I will work to invite engagement of parents, students, teachers and the community in decision-making and problem-solving at the school, neighborhood, district and region level. I will advocate for accountable, collaborative partnerships that value early childhood experiences, effective social and health services, cultural diversity and competency while demanding accountable, transparent management from the district. Hope.
Chanda Smith Baker
Several experiences shape my priorities.
One priority is strengthening partnerships between schools, families and communities that are measured and reported. Creating cultures of excellence will require developing effective relationships.

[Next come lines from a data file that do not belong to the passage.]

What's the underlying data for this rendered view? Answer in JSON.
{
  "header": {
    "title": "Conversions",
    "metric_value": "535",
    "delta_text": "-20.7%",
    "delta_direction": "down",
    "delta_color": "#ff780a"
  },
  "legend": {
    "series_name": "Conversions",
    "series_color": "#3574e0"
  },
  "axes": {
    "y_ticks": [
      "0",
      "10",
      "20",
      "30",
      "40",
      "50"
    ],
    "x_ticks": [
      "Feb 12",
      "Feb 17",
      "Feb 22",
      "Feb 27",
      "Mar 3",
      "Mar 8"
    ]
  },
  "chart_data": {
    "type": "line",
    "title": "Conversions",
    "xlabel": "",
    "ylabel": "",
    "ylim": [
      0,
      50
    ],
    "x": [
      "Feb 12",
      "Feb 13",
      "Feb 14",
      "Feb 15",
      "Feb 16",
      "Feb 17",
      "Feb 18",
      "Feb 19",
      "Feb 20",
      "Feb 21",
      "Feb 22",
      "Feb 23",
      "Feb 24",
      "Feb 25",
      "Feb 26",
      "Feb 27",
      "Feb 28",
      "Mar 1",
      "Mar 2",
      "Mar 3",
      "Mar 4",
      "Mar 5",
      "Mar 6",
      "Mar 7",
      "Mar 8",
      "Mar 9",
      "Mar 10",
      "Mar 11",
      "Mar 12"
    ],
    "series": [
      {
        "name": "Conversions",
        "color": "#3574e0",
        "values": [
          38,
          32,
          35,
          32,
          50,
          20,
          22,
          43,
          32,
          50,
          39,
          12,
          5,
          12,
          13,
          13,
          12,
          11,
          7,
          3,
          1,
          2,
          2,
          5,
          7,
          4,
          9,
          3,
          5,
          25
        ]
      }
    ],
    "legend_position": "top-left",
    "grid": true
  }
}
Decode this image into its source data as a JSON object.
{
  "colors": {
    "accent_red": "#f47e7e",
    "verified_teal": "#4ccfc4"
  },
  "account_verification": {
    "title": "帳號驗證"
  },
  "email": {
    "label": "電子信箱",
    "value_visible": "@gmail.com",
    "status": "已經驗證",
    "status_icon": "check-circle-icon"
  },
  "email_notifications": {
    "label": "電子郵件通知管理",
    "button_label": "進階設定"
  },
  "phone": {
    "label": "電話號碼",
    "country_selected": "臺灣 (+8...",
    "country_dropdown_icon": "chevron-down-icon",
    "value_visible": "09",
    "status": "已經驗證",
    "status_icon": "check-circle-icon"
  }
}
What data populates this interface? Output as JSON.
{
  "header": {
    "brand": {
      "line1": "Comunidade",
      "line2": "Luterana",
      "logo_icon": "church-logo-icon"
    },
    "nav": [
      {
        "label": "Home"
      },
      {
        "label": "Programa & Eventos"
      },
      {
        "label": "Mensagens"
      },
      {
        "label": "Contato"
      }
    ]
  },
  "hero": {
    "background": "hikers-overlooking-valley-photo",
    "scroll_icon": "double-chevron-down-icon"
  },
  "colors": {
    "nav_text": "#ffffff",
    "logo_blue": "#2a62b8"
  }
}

My experience at Pillsbury United Communities and has allowed me to witness the difference our programs have made. The relationships between our centers, schools and families have provided “wrap-around” services that have stabilized families in crisis.
Teachers are dealing with more and more in the classroom, which is the outcome of the growing barriers families face. Building strategic partnerships can relieve teachers, support parents and ensure that all students have the necessary supports to be successful.
My second priority is improving and stabilizing the school district. The continuous changes in the district must be dealt with. It has been a challenge to figure out schools for our five children. Each change has a ripple effect and it has been very difficult.
We need strong schools in every neighborhood that address the current and future needs of our students. This will require the district to develop effective communication and feedback methods, to conduct an assessment of impact on major decisions and to evaluate how changes have improved academic outcomes for students.
T. Williams (incumbent)
Over 35 years ago, I volunteered to teach a Basic English class of 15 seniors at North High School because I believed then and I believe now that the key to good teaching is the relationship between the teacher and the student.
I took over the class without any prior classroom teaching experience, but I had extensive group and casework experience in working with youth to draw upon. These experiences helped me connect with the youth in class and helped them take ownership for their own learning. We were able to draw course content from the community. Multiple field trips provided appropriate course material for classroom discussions.
The students in the class were far from honor students, but they were on track to graduate and they wanted to graduate. I’m not sure they necessarily wanted to learn any more than they were by reading the newspaper in class or using it as a cover to sleep. The newspapers were taken away and they were engaged in learning.
My takeaway from that experience is that teaching is challenging. Teachers have to be prepared everyday they walk into the classroom or the students will take control. It’s about the relationship, stupid.